ACTIVITY:
The whole of the data is to be reproduced exactly.

SUPPLIED ENTRIES:
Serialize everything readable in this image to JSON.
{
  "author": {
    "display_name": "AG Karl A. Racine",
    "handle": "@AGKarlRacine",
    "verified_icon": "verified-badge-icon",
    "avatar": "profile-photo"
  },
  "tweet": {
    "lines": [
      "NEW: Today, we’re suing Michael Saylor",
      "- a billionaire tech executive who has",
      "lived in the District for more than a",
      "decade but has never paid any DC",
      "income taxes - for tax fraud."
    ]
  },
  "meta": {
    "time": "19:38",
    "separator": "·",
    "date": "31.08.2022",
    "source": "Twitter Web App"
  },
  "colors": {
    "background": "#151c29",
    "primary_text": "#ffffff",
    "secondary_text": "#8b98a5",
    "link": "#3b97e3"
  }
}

WORKED SOLUTION:
Serialize everything readable in this image to JSON.
{
  "author": {
    "display_name": "AG Karl A. Racine",
    "handle": "@AGKarlRacine",
    "verified_icon": "verified-badge-icon",
    "avatar": "profile-photo"
  },
  "tweet": {
    "lines": [
      "NEW: Today, we’re suing Michael Saylor",
      "- a billionaire tech executive who has",
      "lived in the District for more than a",
      "decade but has never paid any DC",
      "income taxes - for tax fraud."
    ]
  },
  "meta": {
    "time": "19:38",
    "separator": "·",
    "date": "31.08.2022",
    "source": "Twitter Web App"
  },
  "colors": {
    "background": "#151c29",
    "primary_text": "#ffffff",
    "secondary_text": "#8b98a5",
    "link": "#3b97e3"
  }
}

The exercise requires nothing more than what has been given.